"Using row operations, replace one of the entries of the column by a generator" -- How does this work? Assuming that the column consists of elements $u_1,u_2,...,u_n$, and that the ideal generated by these elements is also generated by their linear combination $\lambda_1 u_1 + \lambda_2 u_2 + ... + \lambda_n u_n$ alone (with $\lambda_i \in \mathbb{C}\left[t\right]$), I could of course replace (say) $u_1$ by $u_1 + \lambda_2 u_2 + ... + \lambda_n u_n$. But I couldn't multiply $u_1$ with $\lambda_1$. I understand that this would work if $\mathbb{C}\left[t\right]$ was a local ring... –  darij grinberg Sep 23 '13 at 22:57
Oh, I see. You are writing $u_j = t^k v_j$ with $v_j \in \mathbb{C}\left[t\right]$, and then you are reducing the $v_j$ modulo each other as in the Euclidean algorithm, making the appropriate row operations in each step. This works because $\mathbb{C}\left[t\right]$ is an Euclidean domain. Nice! –  darij grinberg Sep 23 '13 at 23:00
"Repeat for each column" -- not literally. Rather, in order not to unsettle the already cleared-out columns, we must repeat the row operations for the entries $2$ to $n$ of the $2$nd column, then for the entries $3$ to $n$ of the $3$rd column, then for the entries $4$ to $n$ of the $4$th column etc.. –  darij grinberg Sep 23 '13 at 23:04
The resulting matrix is upper-triangular. The fact that each of its diagonal entries is a unit in $\mathbb{C}\left[t,t^{-1}\right]$ follows from the fact that the product of these entries is the determinant, which is unchanged by all the row operations and thus invertible (since the original matrix was in $\mathrm{GL}_n\left(\mathbb C\left[t,t^{-1}\right]\right)$). –  darij grinberg Sep 23 '13 at 23:05
I'm stuck at "and perform the column operation". Assume that we are clearing out the diagonal which contains $p(t)$ from northwest to southeast. Can't the column operation "dirty" a cell that was already cleared out? And if we're doing it the other way round, what about the row operation? –  darij grinberg Sep 23 '13 at 23:16
show 4 more comments

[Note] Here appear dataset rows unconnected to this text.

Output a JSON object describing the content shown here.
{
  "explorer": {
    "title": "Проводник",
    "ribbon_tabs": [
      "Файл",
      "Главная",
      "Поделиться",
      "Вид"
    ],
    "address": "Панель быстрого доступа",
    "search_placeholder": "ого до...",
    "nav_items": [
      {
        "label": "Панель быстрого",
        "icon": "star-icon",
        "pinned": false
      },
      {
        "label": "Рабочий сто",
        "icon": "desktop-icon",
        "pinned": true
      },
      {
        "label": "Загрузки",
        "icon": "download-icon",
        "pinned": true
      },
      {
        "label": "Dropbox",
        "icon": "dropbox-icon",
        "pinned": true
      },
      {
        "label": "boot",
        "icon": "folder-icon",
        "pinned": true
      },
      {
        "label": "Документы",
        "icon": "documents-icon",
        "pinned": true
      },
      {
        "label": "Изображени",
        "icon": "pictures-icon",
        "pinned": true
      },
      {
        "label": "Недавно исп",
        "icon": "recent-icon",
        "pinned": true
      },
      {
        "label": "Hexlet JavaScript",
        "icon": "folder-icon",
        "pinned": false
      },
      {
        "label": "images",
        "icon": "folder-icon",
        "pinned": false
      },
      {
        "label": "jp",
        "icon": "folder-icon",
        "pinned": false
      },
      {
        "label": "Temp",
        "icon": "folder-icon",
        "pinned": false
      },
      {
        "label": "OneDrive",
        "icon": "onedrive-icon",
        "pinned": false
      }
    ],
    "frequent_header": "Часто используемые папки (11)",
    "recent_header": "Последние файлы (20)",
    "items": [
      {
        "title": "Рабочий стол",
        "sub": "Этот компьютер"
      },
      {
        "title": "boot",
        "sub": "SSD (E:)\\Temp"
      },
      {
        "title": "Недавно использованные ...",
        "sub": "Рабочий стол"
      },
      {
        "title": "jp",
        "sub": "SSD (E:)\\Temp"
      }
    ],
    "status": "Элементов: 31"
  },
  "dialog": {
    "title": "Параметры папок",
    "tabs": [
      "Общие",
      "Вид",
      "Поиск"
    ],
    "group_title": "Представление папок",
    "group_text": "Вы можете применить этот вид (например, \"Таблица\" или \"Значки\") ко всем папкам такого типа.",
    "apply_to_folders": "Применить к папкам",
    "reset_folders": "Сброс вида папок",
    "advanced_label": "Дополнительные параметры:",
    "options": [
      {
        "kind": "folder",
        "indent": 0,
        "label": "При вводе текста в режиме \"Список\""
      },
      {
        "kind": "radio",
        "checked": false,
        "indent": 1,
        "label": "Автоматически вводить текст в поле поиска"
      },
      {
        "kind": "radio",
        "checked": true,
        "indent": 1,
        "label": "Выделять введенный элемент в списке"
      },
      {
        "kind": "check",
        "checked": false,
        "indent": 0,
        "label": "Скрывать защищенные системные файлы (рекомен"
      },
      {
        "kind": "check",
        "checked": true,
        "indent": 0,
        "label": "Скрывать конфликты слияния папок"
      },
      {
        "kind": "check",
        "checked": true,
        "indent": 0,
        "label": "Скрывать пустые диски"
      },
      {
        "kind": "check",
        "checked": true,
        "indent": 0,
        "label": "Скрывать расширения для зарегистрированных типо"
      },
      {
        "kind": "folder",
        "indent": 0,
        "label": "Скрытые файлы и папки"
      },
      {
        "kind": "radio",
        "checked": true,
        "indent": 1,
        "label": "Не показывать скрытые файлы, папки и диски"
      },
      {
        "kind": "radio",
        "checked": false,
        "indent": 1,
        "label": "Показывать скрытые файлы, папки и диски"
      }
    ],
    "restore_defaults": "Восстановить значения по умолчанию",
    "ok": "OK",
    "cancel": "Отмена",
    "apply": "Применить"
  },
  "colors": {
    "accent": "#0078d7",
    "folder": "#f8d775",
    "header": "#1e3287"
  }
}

Your Answer


By posting your answer, you agree to the privacy policy and terms of service.

Not the answer you're looking for? Browse other questions tagged or ask your own question.